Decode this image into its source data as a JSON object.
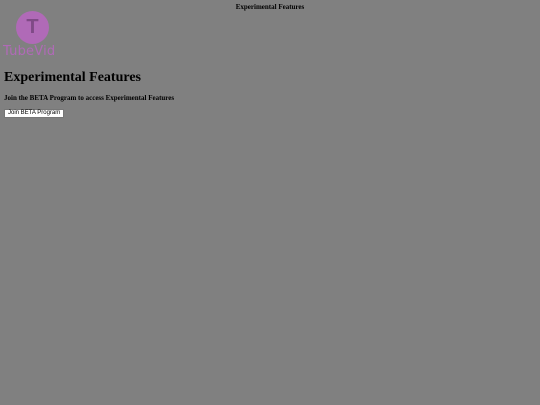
{
  "page": {
    "window_title": "Experimental Features"
  },
  "logo": {
    "letter": "T",
    "wordmark": "TubeVid",
    "icon": "tubevid-logo-icon",
    "color": "#b06ab7"
  },
  "main": {
    "heading": "Experimental Features",
    "subtitle": "Join the BETA Program to access Experimental Features",
    "join_button_label": "Join BETA Program"
  },
  "colors": {
    "background": "#808080",
    "text": "#000000",
    "button_background": "#ffffff"
  }
}
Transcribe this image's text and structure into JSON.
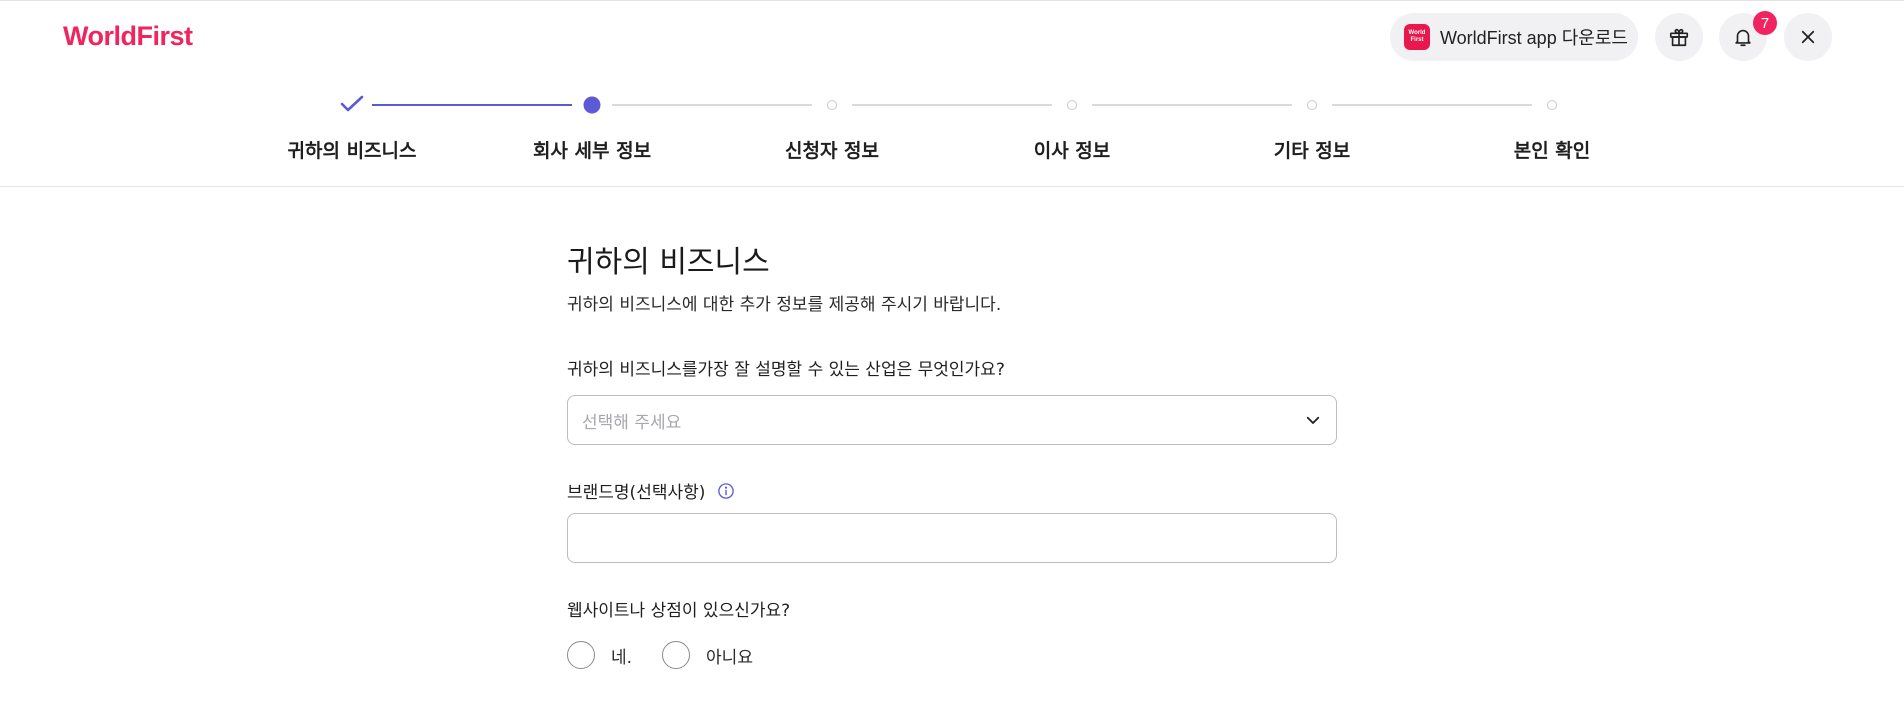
{
  "header": {
    "logo_text": "WorldFirst",
    "brand_color": "#f0245e",
    "app_download": {
      "icon_text_line1": "World",
      "icon_text_line2": "First",
      "label": "WorldFirst app 다운로드"
    },
    "notification_count": "7",
    "icons": [
      "gift-icon",
      "bell-icon",
      "close-icon"
    ]
  },
  "stepper": {
    "accent_color": "#5b5bd6",
    "steps": [
      {
        "label": "귀하의 비즈니스",
        "status": "completed"
      },
      {
        "label": "회사 세부 정보",
        "status": "current"
      },
      {
        "label": "신청자 정보",
        "status": "upcoming"
      },
      {
        "label": "이사 정보",
        "status": "upcoming"
      },
      {
        "label": "기타 정보",
        "status": "upcoming"
      },
      {
        "label": "본인 확인",
        "status": "upcoming"
      }
    ]
  },
  "form": {
    "title": "귀하의 비즈니스",
    "subtitle": "귀하의 비즈니스에 대한 추가 정보를 제공해 주시기 바랍니다.",
    "industry": {
      "label": "귀하의 비즈니스를가장 잘 설명할 수 있는 산업은 무엇인가요?",
      "placeholder": "선택해 주세요"
    },
    "brand_name": {
      "label": "브랜드명(선택사항)",
      "value": ""
    },
    "website_question": {
      "label": "웹사이트나 상점이 있으신가요?",
      "options": [
        "네.",
        "아니요"
      ]
    }
  }
}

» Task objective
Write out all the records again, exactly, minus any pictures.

» Answer box
Decode this image into its source data as a JSON object.
{
  "page": {
    "window_title": "Experimental Features"
  },
  "logo": {
    "letter": "T",
    "wordmark": "TubeVid",
    "icon": "tubevid-logo-icon",
    "color": "#b06ab7"
  },
  "main": {
    "heading": "Experimental Features",
    "subtitle": "Join the BETA Program to access Experimental Features",
    "join_button_label": "Join BETA Program"
  },
  "colors": {
    "background": "#808080",
    "text": "#000000",
    "button_background": "#ffffff"
  }
}
Transcribe this image's text and structure into JSON.
{
  "header": {
    "logo_text": "WorldFirst",
    "brand_color": "#f0245e",
    "app_download": {
      "icon_text_line1": "World",
      "icon_text_line2": "First",
      "label": "WorldFirst app 다운로드"
    },
    "notification_count": "7",
    "icons": [
      "gift-icon",
      "bell-icon",
      "close-icon"
    ]
  },
  "stepper": {
    "accent_color": "#5b5bd6",
    "steps": [
      {
        "label": "귀하의 비즈니스",
        "status": "completed"
      },
      {
        "label": "회사 세부 정보",
        "status": "current"
      },
      {
        "label": "신청자 정보",
        "status": "upcoming"
      },
      {
        "label": "이사 정보",
        "status": "upcoming"
      },
      {
        "label": "기타 정보",
        "status": "upcoming"
      },
      {
        "label": "본인 확인",
        "status": "upcoming"
      }
    ]
  },
  "form": {
    "title": "귀하의 비즈니스",
    "subtitle": "귀하의 비즈니스에 대한 추가 정보를 제공해 주시기 바랍니다.",
    "industry": {
      "label": "귀하의 비즈니스를가장 잘 설명할 수 있는 산업은 무엇인가요?",
      "placeholder": "선택해 주세요"
    },
    "brand_name": {
      "label": "브랜드명(선택사항)",
      "value": ""
    },
    "website_question": {
      "label": "웹사이트나 상점이 있으신가요?",
      "options": [
        "네.",
        "아니요"
      ]
    }
  }
}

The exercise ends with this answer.